The name Maude Sanders, rings bells across Peoria, but why?
During a time when segregation was heavy, Dr. Sanders was the very first black female doctor in the river city.
“She was told many times that there were no “black beds” available,” said her daughter Carol Caldwell-Graham. “Shes had patients to die because they couldn’t get in to get the treatment they needed.”
Her healing hands were sought after by many.
“They would be sitting outside, her office would be full and patients would be sitting outside waiting to get in to her,” said Graham.
Her compassionate and genuine heart is what kept her office slammed.
“My mother did not retire until she was 90 years old because she was afraid that her people wouldnt get the care that she would give,” said Graham.
So of course, its no surprise she’s getting a school named after her.
This joins the endless list of her accolades, including being named in the encyclopedia of African-American women.
“I think she’s deserving of a school, a street whatever they can find to name after her, because her legacy needs to be carried on,” said Dorthy Lamon.
Dorthy Lamon was one of Dr. Sanders’ very first patients.
Lamon said, “If you couldn’t get to her office she would come to your house and very few doctors made house visits.”
Soon when you drive down Forrest Hill you’ll see the name of a Peoria legend who didn’t talk the talk, but walked the walk.

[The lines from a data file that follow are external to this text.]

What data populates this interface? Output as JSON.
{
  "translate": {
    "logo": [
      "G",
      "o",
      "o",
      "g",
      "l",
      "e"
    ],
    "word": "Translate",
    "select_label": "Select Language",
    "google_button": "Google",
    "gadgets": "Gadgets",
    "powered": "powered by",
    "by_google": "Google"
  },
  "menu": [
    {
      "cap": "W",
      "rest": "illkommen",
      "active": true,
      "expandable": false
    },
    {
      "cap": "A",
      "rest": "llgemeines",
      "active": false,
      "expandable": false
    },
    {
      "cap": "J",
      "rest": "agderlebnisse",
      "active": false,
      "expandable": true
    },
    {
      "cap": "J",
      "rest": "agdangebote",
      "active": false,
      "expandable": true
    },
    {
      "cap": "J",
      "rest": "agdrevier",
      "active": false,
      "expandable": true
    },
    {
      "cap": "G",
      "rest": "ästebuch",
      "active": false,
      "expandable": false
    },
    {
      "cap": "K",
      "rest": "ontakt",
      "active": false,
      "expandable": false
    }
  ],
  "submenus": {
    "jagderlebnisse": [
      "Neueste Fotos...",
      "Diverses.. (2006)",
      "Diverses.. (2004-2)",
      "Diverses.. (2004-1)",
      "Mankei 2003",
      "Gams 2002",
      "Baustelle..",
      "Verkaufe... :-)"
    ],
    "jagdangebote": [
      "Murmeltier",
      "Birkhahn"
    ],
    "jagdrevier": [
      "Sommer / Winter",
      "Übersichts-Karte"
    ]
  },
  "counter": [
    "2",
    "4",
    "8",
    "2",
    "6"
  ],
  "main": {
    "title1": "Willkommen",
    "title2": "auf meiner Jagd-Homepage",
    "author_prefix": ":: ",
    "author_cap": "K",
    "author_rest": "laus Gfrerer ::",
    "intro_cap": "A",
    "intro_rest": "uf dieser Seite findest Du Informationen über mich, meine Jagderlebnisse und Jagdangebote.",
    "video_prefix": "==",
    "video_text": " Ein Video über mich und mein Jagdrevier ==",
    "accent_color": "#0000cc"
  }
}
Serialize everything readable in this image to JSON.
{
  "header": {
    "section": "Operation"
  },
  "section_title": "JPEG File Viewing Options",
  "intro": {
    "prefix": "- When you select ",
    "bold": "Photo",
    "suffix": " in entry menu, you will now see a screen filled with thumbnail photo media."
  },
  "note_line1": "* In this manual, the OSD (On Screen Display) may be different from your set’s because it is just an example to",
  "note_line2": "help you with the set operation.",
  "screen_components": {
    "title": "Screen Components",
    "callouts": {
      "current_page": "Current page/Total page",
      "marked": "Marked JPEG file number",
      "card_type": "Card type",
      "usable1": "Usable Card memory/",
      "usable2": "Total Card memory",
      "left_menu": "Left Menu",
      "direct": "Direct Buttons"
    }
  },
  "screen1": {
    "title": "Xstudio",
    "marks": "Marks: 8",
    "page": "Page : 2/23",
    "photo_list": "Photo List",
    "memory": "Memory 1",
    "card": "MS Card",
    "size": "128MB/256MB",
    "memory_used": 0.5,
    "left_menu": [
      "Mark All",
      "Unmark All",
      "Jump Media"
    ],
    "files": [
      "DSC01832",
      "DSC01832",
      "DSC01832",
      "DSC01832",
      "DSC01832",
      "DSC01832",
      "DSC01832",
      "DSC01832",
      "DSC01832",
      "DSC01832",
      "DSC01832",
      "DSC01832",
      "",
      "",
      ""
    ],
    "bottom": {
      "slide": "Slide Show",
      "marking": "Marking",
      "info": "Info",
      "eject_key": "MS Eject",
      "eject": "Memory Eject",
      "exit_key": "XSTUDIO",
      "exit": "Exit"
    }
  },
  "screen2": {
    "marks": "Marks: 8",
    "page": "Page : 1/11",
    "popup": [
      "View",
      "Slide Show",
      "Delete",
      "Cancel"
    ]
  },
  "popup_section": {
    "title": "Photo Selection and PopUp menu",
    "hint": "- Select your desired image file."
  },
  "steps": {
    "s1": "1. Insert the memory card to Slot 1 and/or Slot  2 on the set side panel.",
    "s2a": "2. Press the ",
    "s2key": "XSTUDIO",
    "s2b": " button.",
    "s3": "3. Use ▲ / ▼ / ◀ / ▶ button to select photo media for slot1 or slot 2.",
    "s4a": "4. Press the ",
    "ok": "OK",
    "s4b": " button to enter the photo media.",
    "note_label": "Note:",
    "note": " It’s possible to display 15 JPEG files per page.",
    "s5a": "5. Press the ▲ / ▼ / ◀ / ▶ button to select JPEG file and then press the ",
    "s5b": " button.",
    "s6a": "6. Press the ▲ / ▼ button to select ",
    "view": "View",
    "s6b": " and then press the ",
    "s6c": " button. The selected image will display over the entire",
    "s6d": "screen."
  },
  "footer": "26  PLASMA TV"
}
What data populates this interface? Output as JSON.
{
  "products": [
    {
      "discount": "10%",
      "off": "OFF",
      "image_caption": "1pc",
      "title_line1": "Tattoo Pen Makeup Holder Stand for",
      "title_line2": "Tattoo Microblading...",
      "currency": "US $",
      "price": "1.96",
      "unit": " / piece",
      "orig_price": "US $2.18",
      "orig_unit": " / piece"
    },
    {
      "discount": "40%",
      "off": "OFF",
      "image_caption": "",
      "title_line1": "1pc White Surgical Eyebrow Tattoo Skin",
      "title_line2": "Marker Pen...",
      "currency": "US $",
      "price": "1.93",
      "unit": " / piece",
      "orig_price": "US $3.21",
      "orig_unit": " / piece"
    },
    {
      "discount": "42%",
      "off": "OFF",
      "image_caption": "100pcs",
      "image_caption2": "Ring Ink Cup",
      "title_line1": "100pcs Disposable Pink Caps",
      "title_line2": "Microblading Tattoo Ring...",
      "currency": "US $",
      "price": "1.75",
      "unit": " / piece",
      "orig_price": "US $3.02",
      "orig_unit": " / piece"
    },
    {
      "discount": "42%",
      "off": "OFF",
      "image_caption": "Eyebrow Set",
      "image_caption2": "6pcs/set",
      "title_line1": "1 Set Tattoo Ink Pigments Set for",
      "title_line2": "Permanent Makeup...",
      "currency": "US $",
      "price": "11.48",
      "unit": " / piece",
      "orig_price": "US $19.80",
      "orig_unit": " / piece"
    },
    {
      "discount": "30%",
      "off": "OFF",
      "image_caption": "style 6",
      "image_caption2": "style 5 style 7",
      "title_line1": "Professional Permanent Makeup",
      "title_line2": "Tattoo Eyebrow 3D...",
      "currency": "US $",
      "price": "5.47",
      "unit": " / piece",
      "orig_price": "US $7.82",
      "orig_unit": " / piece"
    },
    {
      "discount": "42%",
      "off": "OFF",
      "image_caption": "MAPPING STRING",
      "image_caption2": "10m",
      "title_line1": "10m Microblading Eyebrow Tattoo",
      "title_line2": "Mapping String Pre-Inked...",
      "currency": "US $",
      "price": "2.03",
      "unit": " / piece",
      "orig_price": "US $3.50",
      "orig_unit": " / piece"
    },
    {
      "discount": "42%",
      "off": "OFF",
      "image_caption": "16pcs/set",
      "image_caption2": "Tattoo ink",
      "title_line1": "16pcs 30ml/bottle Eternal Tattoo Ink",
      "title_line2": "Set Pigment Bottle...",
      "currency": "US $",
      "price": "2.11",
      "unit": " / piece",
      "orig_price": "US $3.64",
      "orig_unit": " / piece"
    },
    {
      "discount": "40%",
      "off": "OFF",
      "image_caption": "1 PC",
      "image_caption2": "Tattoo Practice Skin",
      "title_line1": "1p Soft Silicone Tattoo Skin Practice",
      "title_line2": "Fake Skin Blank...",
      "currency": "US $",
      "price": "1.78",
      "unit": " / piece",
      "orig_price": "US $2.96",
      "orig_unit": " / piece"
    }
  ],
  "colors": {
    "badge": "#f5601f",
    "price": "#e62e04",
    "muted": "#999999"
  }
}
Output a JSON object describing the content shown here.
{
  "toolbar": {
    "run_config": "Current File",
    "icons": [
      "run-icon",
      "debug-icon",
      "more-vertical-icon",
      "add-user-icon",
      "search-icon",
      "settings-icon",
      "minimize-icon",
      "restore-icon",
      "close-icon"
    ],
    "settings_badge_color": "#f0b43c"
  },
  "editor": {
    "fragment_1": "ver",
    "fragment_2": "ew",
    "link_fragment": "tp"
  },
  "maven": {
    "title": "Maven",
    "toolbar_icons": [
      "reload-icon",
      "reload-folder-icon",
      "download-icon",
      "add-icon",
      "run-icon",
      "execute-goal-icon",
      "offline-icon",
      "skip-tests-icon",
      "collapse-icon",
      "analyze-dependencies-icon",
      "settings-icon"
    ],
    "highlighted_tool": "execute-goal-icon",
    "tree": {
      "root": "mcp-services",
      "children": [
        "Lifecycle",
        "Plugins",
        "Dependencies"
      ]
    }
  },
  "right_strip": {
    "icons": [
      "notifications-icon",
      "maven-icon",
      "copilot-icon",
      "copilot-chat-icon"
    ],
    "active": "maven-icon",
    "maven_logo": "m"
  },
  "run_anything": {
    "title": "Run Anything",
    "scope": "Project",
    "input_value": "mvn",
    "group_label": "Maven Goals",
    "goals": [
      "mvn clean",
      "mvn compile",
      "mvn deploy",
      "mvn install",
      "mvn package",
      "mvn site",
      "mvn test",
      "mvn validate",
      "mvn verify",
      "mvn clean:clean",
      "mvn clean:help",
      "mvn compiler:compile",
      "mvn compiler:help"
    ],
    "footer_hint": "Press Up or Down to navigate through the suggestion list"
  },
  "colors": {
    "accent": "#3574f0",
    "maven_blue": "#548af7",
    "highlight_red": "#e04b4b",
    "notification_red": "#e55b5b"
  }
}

“She’s a the true example, she lived the Hippocratic oath,” said Graham.